CINCINNATI -- On Tuesday, a bunch of scientists in California will give the world their latest "Doomsday Clock" prediction.
To explore the lighter side of the end of humanity, we came up with nine things that probably won't happen in Cincinnati before doomsday actually arrives.
Because what's the point in getting our hopes up?
9. I-75's construction will end. I-75 has been under construction since the dawn of time, so it only makes sense that construction will last until the end of time. I will shamelessly admit that I-75 is probably one of the top reasons that I refuse to join my fellow millennials and move to Northside.
8. The streetcar will really transport people. We've been talking about the streetcar for what, a few years now? And it's finally time for it to get rolling down the tracks...supposedly. Some parts arrived late. The hyped-up "test runs" were depressingly slow. So the streetcar doesn't really feel like a real thing yet. The construction sure is real, but Cincinnati is kind of over the streetcar hype with basically nothing to show for it.
7. We'll survive a "snowstorm" and drive like normal humans. We really suck at driving in the snow. People from Northern cities make fun of us for freaking out, buying all the bread and milk in Kroger and just randomly wrecking for no reason, possibly forgetting the two basic rules to driving in the snow -- keep a lot of space between you and the car in front of you and drive slow. But it would be the end of the world before Cincinnatians finally realize this.
6. City Hall will stop bickering. Beef between city councilmembers and the mayor has meant some political stonewalling and shameless subtweeting. And according to our political reporter Paula Christian, the whole squabble began three years ago with a debate over a $100,000 portable toilet.
5. Indiana will legalize Sunday sales of alcohol. Is this going to be the year? There is a proposed bill...but, then again, there's a proposed bill every year. Indiana is no closer to legalizing the Sunday sales of alcohol than they were during prohibition. As long as The Lord's Day is still a valid argument (I am not making a joke -- I worked for the Indiana State Legislature during these debates), Sunday sales won't be sanctioned in Indiana.
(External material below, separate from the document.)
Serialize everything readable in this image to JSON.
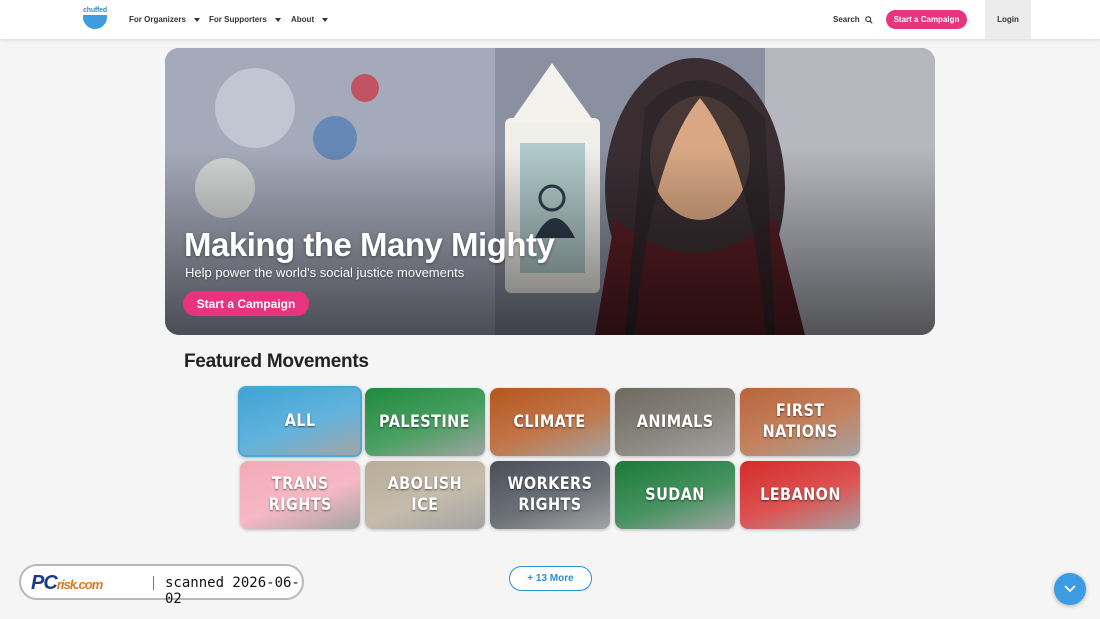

4. U.S. Bank Arena will finally get a long-awaited facelift. Well, I guess it's long-awaited in the opinion of some...i.e., the arena's owners. But the fact is, U.S. Bank Arena was blamed for Cincinnati's loss of some major concerts and events, including the 2016 Republican National Convention. The word has been "we are definitely renovating U.S. Bank Arena" for some time now, but all we're seeing is the same crumbling building. Whatever, at least it's good enough for Billy Joel.
3. Pete Rose will be inducted into the National Baseball Hall of Fame. He's getting into the Reds Hall of Fame (thank GOD), but the National Baseball Hall of Fame is still kind of a long shot. After commissioner Rob Manfred denounced Rose in crystal clear language, making it very clear that he doesn't think the MLB should be associated with Rose (and vice versa). Manfred said Rose's Hall of Fame status isn't the same as his ban from baseball, but he's still on the short list of players blacklisted from Cooperstown.
2. Cincinnatians will stop using "So where did you go to high school" as an icebreaker. Hey, I'm guilty of it too. Especially when I meet someone from Cincinnati in a different city. It's a way to connect, but it's also kind of alienating and unwelcoming; it's hard to deny that. Maybe one day our children will be judged not by where they went to high school, but by the content of their family chilli recipe. But the last time we brought up The Question on WCPO.com, viewers were outraged. So there's a good chance that this dream will remain a dream and we'll never stop judging people based on their childhood school district.
1. The Bengals will win a playoff game. You knew this was coming. And don't say "shame on you, Marais." I'm a Bengals fan...but I'm being realistic. The Bengals haven't won a playoff game in my lifetime. And it's not like they didn't have the chance, or even the odds, to do so -- turns out that the Bengals were actually the only team whose loss in the 2016 playoffs wasn't predicted by Elias Sports Bureau (meaning that, statistically, the Bengals should have won that game and had to do a lot wrong to mess that up). I'm just convinced that the universe won't let it happen. Maybe that's some kind of defense mechanism, but I'm sticking to it. And I can't imagine I'm the only one.